“It’s pretty hard on you, Pen,” she said.
“That makes it easier for me,” returned the girl, who did not otherwise refer to her own trouble.
In her heart she had wondered a little at the absolute obedience of Corey, who had made no sign since receiving her note. She would have liked to ask her father if Corey was sick; she would have liked him to ask her why Corey did not come any more. Her mother went on —
“I don’t believe your father knows WHERE he stands. He works away at those papers he brings home here at night, as if he didn’t half know what he was about. He always did have that close streak in him, and I don’t suppose but what he’s been going into things he don’t want anybody else to know about, and he’s kept these accounts of his own.”

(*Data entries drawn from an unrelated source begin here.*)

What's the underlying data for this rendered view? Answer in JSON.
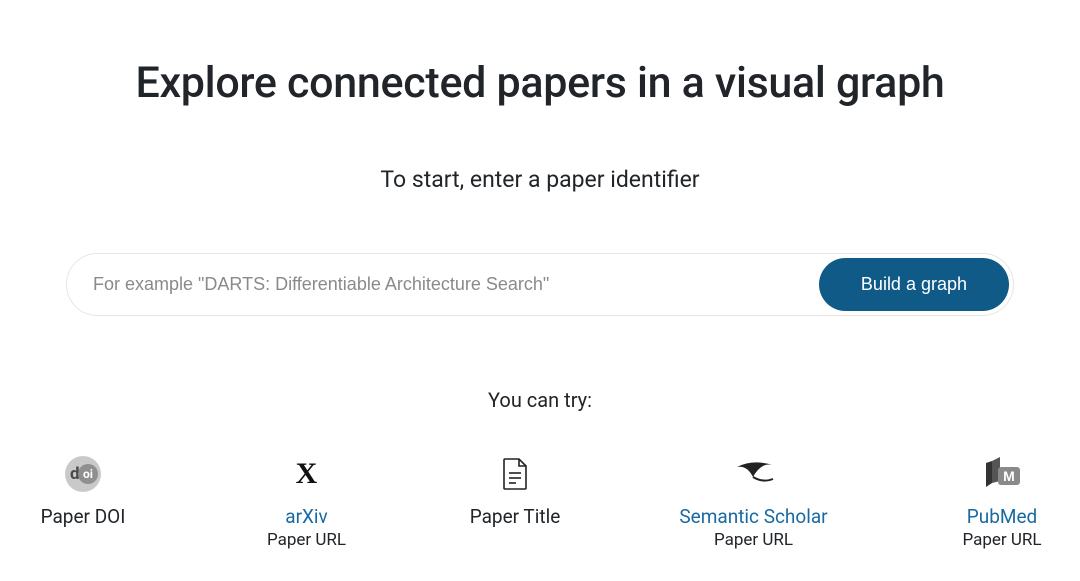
{
  "hero": {
    "title": "Explore connected papers in a visual graph",
    "subtitle": "To start, enter a paper identifier"
  },
  "search": {
    "placeholder": "For example \"DARTS: Differentiable Architecture Search\"",
    "button_label": "Build a graph"
  },
  "suggestions": {
    "label": "You can try:",
    "options": [
      {
        "title": "Paper DOI",
        "subtitle": "",
        "link": false,
        "icon": "doi-icon"
      },
      {
        "title": "arXiv",
        "subtitle": "Paper URL",
        "link": true,
        "icon": "arxiv-icon"
      },
      {
        "title": "Paper Title",
        "subtitle": "",
        "link": false,
        "icon": "document-icon"
      },
      {
        "title": "Semantic Scholar",
        "subtitle": "Paper URL",
        "link": true,
        "icon": "semantic-scholar-icon"
      },
      {
        "title": "PubMed",
        "subtitle": "Paper URL",
        "link": true,
        "icon": "pubmed-icon"
      }
    ]
  }
}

Sometimes he gave Penelope figures to work at, which he would not submit to his wife’s nimbler arithmetic. Then she went to bed and left them sitting up till midnight, struggling with problems in which they were both weak. But she could see that the girl was a comfort to her father, and that his troubles were a defence and shelter to her. Some nights she could hear them going out together, and then she lay awake for their return from their long walk. When the hour or day of respite came again, the home felt it first. Lapham wanted to know what the news from Irene was; he joined his wife in all her cheerful speculations, and tried to make her amends for his sullen reticence and irritability. Irene was staying on at Dubuque. There came a letter from her, saying that her uncle’s people wanted her to spend the winter there. “Well, let her,” said Lapham. “It’ll be the best thing for her.”

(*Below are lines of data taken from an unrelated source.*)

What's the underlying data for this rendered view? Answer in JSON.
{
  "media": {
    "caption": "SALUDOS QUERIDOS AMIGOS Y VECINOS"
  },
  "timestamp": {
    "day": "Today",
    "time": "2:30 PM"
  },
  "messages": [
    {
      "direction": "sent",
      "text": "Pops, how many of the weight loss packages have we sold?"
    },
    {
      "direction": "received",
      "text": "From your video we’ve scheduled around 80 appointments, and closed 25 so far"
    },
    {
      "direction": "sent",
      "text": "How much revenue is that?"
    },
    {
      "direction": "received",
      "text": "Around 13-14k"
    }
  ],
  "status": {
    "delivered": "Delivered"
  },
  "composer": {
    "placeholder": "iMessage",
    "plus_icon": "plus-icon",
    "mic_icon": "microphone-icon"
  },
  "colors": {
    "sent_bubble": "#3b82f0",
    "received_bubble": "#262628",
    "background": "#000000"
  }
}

Lapham himself had letters from his brother at frequent intervals. His brother was watching the G. L. & P., which as yet had made no offer for the mills. Once, when one of these letters came, he submitted to his wife whether, in the absence of any positive information that the road wanted the property, he might not, with a good conscience, dispose of it to the best advantage to anybody who came along.
She looked wistfully at him; it was on the rise from a season of deep depression with him. “No, Si,” she said; “I don’t see how you could do that.”

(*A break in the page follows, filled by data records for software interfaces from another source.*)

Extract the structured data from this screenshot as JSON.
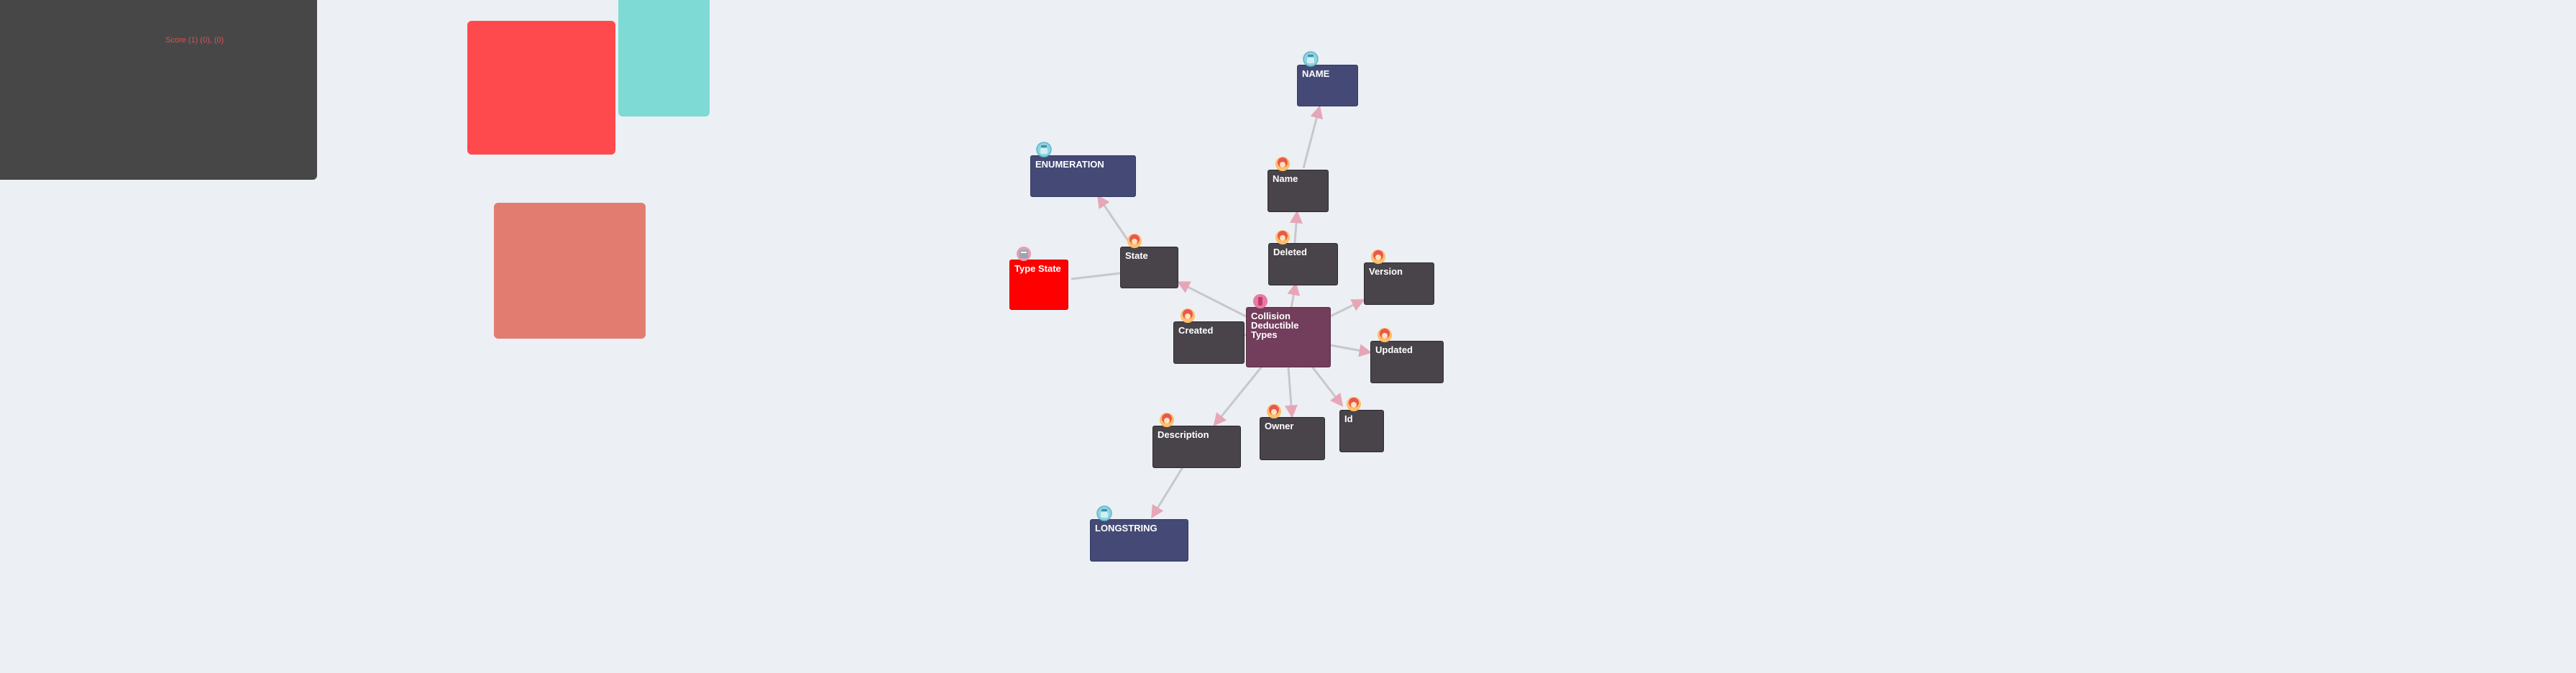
{
  "panel": {
    "label": "Score (1) (0), (0)"
  },
  "colors": {
    "background": "#eceff4",
    "panel": "#474748",
    "swatch_red": "#ff4a4d",
    "swatch_teal": "#7ddad5",
    "swatch_salmon": "#e27c70",
    "field_node": "#48444a",
    "type_node": "#444a75",
    "entity_node": "#723e5b",
    "enum_node": "#ff0000",
    "edge": "#c8c8cc",
    "arrow": "#e6a6b8"
  },
  "nodes": {
    "name_type": {
      "label": "NAME",
      "icon": "type-icon"
    },
    "name_field": {
      "label": "Name",
      "icon": "field-icon"
    },
    "enumeration": {
      "label": "ENUMERATION",
      "icon": "type-icon"
    },
    "state": {
      "label": "State",
      "icon": "field-icon"
    },
    "type_state": {
      "label": "Type State",
      "icon": "enum-icon"
    },
    "deleted": {
      "label": "Deleted",
      "icon": "field-icon"
    },
    "version": {
      "label": "Version",
      "icon": "field-icon"
    },
    "created": {
      "label": "Created",
      "icon": "field-icon"
    },
    "entity": {
      "label": "Collision Deductible Types",
      "icon": "entity-icon"
    },
    "updated": {
      "label": "Updated",
      "icon": "field-icon"
    },
    "description": {
      "label": "Description",
      "icon": "field-icon"
    },
    "owner": {
      "label": "Owner",
      "icon": "field-icon"
    },
    "id": {
      "label": "Id",
      "icon": "field-icon"
    },
    "longstring": {
      "label": "LONGSTRING",
      "icon": "type-icon"
    }
  }
}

He did not assent and submit, as he had done at first, but began to rail at the unpracticality of women; and then he shut some papers he had been looking over into his desk, and flung out of the room.
One of the papers had slipped through the crevice of the lid, and lay upon the floor. Mrs. Lapham kept on at her sewing, but after a while she picked the paper up to lay it on the desk. Then she glanced at it, and saw that it was a long column of dates and figures, recording successive sums, never large ones, paid regularly to “Wm. M.” The dates covered a year, and the sum amounted at least to several hundreds.
Mrs. Lapham laid the paper down on the desk, and then she took it up again and put it into her work-basket, meaning to give it to him. When he came in she saw him looking absent-mindedly about for something, and then going to work upon his papers, apparently without it. She thought she would wait till he missed it definitely, and then give him the scrap she had picked up. It lay in her basket, and after some days it found its way under the work in it, and she forgot it.
Last updated Monday, December 22, 2014 at 10:51